Bacteriol. 1996;178:2897–2901. 119. Teplitski M, Robinson JB, Bauer WD. Plants secrete

109. Steidle A, Sigl K, Schuhegger R, et al. Visualization of substances that mimic bacterial N-acyl homoserine lactone

N-acylhomoserine lactone-mediated cell–cell signal activities and affect population density-dependent

communication between bacteria colonizing the tomato behaviors in associated bacteria. Mol Plant Microbe Interact.

rhizosphere. Appl Environ Microb. 2001;67:5761–5770. 2000;13:637–648.

110. Gonzalez JE, Marketon MM. Quorum sensing in 120. Keshavan ND, Chowdhary PK, Haines DC, Gonzalez JE.

nitrogen-fixing rhizobia. Microbiol Mol Biol Rev. L-Canavanine made by Medicago sativa interferes with

2003;67:574–592. quorum sensing in Sinorhizobium meliloti. J Bacteriol.

111. Boyer M, Wisniewski-Dye F. Cell–cell signalling in bacteria: 2005;187:8427–8436.

not simply a of quorum. Fems Microbiol Ecol. 121. Rasmussen TB, Skindersoe ME, Bjarnsholt T, et al. Identity

2009;70:1–19. and effects of quorum-sensing inhibitors produced by

112. Dunny GM, Leonard BAB. Cell–cell communication in Penicillium species. Microbiology. 2005;151:

gram-positive bacteria. Annu Rev Microbiol. 1997;51:527–564. 1325–1340.

113. Newman KL, Almeida RPP, Purcell AH, Lindow SE. Cell–cell 122. Park J, Kaufmann GF, Bowen JP, Arbiser JL, Janda KD,

signaling controls Xylella fastidiosa interactions with both Solenopsin A. a venom alkaloid from the fire ant Solenopsis

insects and plants. Proc Natl Acad Sci U S A. invicta, inhibits quorum-sensing signaling in Pseudomonas

2004;101:1737–1742. aeruginosa.

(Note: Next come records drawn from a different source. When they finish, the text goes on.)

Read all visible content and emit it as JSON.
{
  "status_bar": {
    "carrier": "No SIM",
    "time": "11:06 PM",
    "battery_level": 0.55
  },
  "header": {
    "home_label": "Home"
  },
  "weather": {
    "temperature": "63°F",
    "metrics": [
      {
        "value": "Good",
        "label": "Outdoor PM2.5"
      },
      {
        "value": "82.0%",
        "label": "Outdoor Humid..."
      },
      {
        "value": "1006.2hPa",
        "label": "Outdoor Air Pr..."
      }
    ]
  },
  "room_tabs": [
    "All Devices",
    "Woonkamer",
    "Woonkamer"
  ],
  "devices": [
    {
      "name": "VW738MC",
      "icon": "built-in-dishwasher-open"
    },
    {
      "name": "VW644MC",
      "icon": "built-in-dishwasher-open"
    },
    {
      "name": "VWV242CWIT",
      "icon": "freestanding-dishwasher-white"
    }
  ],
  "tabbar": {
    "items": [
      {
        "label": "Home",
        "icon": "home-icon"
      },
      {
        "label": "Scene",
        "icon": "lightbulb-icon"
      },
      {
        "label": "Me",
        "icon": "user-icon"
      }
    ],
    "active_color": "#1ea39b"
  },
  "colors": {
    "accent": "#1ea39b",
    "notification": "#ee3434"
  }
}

J Infect Dis. 2008;198:1198–1201.

114. Koutsoudis MD, Tsaltas D, Minogue TD, von Bodman SB. 123. De Sordi L, Muhlschlegel FA. Quorum sensing and

Quorum-sensing regulation governs bacterial adhesion, fungal-bacterial interactions in Candida albicans: a

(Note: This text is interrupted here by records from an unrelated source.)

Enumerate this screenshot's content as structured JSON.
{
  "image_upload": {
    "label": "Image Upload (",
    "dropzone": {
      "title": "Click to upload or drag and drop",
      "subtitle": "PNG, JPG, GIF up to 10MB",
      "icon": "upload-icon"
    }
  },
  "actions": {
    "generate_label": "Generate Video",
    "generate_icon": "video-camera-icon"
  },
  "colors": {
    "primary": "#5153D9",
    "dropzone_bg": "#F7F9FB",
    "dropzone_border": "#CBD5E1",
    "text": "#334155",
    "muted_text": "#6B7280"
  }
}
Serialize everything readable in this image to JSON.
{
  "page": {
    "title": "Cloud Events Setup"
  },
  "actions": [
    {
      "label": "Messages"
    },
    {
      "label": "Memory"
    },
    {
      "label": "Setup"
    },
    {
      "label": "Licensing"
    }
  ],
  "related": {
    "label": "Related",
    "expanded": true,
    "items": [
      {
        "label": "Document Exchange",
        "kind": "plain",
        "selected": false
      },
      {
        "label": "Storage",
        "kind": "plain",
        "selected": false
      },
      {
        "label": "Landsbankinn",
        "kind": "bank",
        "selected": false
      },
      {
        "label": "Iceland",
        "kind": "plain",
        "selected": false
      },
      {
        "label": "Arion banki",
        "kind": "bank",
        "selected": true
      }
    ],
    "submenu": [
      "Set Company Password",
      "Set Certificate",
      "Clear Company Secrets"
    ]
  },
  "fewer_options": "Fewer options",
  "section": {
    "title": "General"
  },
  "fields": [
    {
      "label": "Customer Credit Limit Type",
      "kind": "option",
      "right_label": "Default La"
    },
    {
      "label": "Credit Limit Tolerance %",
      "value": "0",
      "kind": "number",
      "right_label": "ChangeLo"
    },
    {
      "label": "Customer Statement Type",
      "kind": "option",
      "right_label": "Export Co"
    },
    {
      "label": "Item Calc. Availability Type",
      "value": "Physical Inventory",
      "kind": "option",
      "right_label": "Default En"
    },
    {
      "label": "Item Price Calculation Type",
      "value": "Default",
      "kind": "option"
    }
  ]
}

biofilm development, and host colonization in Pantoea communicative network regulating microbial coexistence

stewartii subspecies stewartii. Proc Natl Acad Sci U S A. and virulence. FEMS Yeast Res. 2009;9:990–999.

2006;103:5983–5988. 124. Hogan DA, Kolter R. Pseudomonas–Candida interactions: an

115. Quinones B, Dulla G, Lindow SE. Quorum sensing regulates ecological role for virulence factors. Science.

exopolysaccharide production, motility, and virulence in 2002;296:2229–2232.

Pseudomonas syringae. Mol Plant Microbe Interact. 125. Cugini C, Calfee MW, Farrow JM 3rd, Morales DK, Pesci EC,

2005;18:682–693. Hogan DA. Farnesol, a common sesquiterpene, inhibits PQS

116. Li YH, Tian X. Quorum sensing and bacterial social production in Pseudomonas aeruginosa. Mol Microbiol.

interactions in biofilms. Sensors (Basel). 2012;12:2519–2538. 2007;65:896–906.